A guitar collection is never complete, according to Dr Howard Holmes of Carousel Orthodontic Centre in Cannington, WA
“My guitar collection happened by accident. Back when I was a dental student in the late ’80s/early ’90s, I was playing in a cover band called Thornton Thruster and the Fools in Love, and I could barely afford an electric guitar. I even had a homemade amp. The guitar I played came from Cash Converters—it was pretty average but it did the job.
“Eventually, I was able to upgrade to a slightly better guitar. And then another one. And another. I think this happens to a lot of musicians because every instrument is unique. You purchase one and have fun with it, and then you see something else that grabs your fancy. Before you know it, you’ve got a roomful of instruments.
“Fortunately, my career has allowed me to collect some very nice vintage and newer custom-made guitars that are just lovely to play. And I do play them. Every guitar gets a go and it always brings me great joy.

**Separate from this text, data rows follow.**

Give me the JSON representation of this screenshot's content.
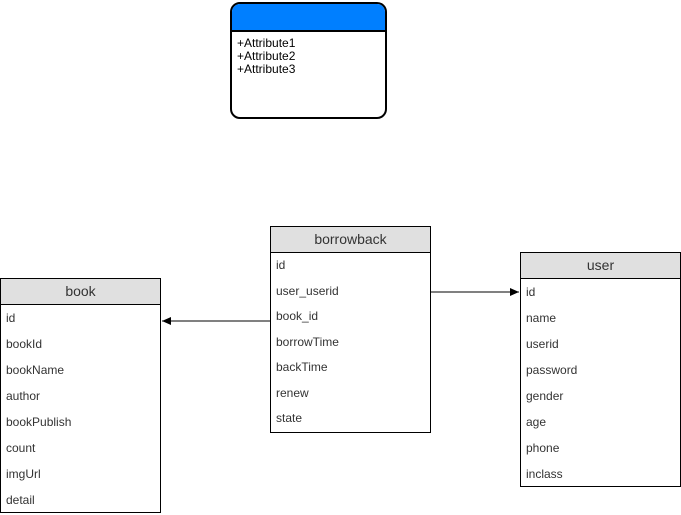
{
  "template_class": {
    "header_color": "#007FFF",
    "attributes": [
      "+Attribute1",
      "+Attribute2",
      "+Attribute3"
    ]
  },
  "entities": {
    "book": {
      "title": "book",
      "fields": [
        "id",
        "bookId",
        "bookName",
        "author",
        "bookPublish",
        "count",
        "imgUrl",
        "detail"
      ]
    },
    "borrowback": {
      "title": "borrowback",
      "fields": [
        "id",
        "user_userid",
        "book_id",
        "borrowTime",
        "backTime",
        "renew",
        "state"
      ]
    },
    "user": {
      "title": "user",
      "fields": [
        "id",
        "name",
        "userid",
        "password",
        "gender",
        "age",
        "phone",
        "inclass"
      ]
    }
  },
  "colors": {
    "header_fill": "#E0E0E0",
    "border": "#000000",
    "text": "#333333"
  },
  "relationships": [
    {
      "from": "borrowback.user_userid",
      "to": "user.id"
    },
    {
      "from": "borrowback.book_id",
      "to": "book.id"
    }
  ]
}
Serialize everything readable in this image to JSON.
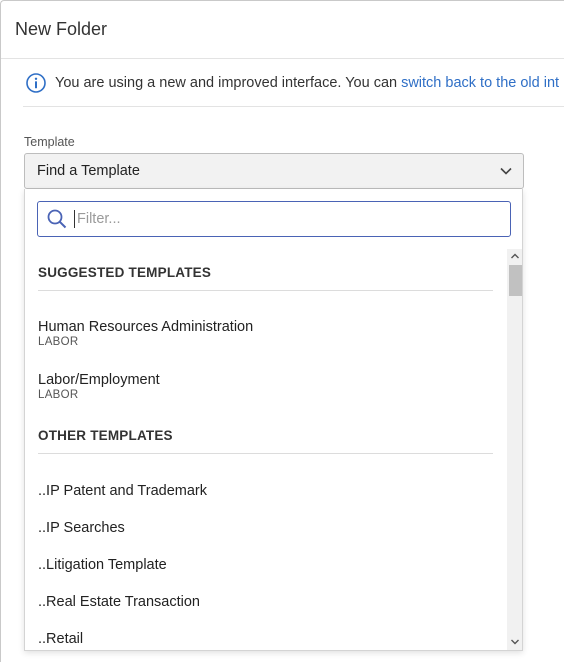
{
  "dialog": {
    "title": "New Folder"
  },
  "notice": {
    "text": "You are using a new and improved interface. You can",
    "link": "switch back to the old int"
  },
  "template_field": {
    "label": "Template",
    "selected": "Find a Template"
  },
  "dropdown": {
    "filter_placeholder": "Filter...",
    "sections": [
      {
        "header": "SUGGESTED TEMPLATES",
        "items": [
          {
            "name": "Human Resources Administration",
            "category": "LABOR"
          },
          {
            "name": "Labor/Employment",
            "category": "LABOR"
          }
        ]
      },
      {
        "header": "OTHER TEMPLATES",
        "items": [
          {
            "name": "..IP Patent and Trademark"
          },
          {
            "name": "..IP Searches"
          },
          {
            "name": "..Litigation Template"
          },
          {
            "name": "..Real Estate Transaction"
          },
          {
            "name": "..Retail"
          }
        ]
      }
    ]
  },
  "colors": {
    "link": "#2f6fc6",
    "focus_border": "#4a63b5"
  }
}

“I follow a few online guitar collector sites and it’s always a source of much remorse when a collector sells a guitar. I still own the first guitar my parents bought me when I was 10 years old. It’s a Yamaha Spanish nylon-string and it’s beaten up like you wouldn’t believe. I did sell a couple of guitars when I was younger and needed money, but I can’t see it happening again. In fact, just thinking about it now fills me with regret.
“I’ve been lucky to play with some very good musicians and I still play in a band today. Actually, we’re all middle-aged blokes with families and day jobs but we can still rock out! It’s difficult for five busy guys to find the time to rehearse, but we manage it somehow. After all, it would be hard to justify my collection of guitars to my wife if I didn’t play.
“One of my favourite guitars in the collection is a 1967 Fender Coronado Hollowbody. It’s made out of a unique material called Wildwood. The Fender company injected coloured dyes into living beech trees and the dye diffused through the grain of the wood as it grew. Those trees were then harvested to make the Fender Wildwood guitars for just a few years, so they are actually quite rare and valuable.
“At present I’m on the lookout for an older Gretsch Firebird like the guitar that Malcolm Young from AC/DC used. There’s a saying in guitar-collecting circles that the ideal number of guitars to own is n+1, where n is the current number of guitars you own. I guess I subscribe to that proposition.”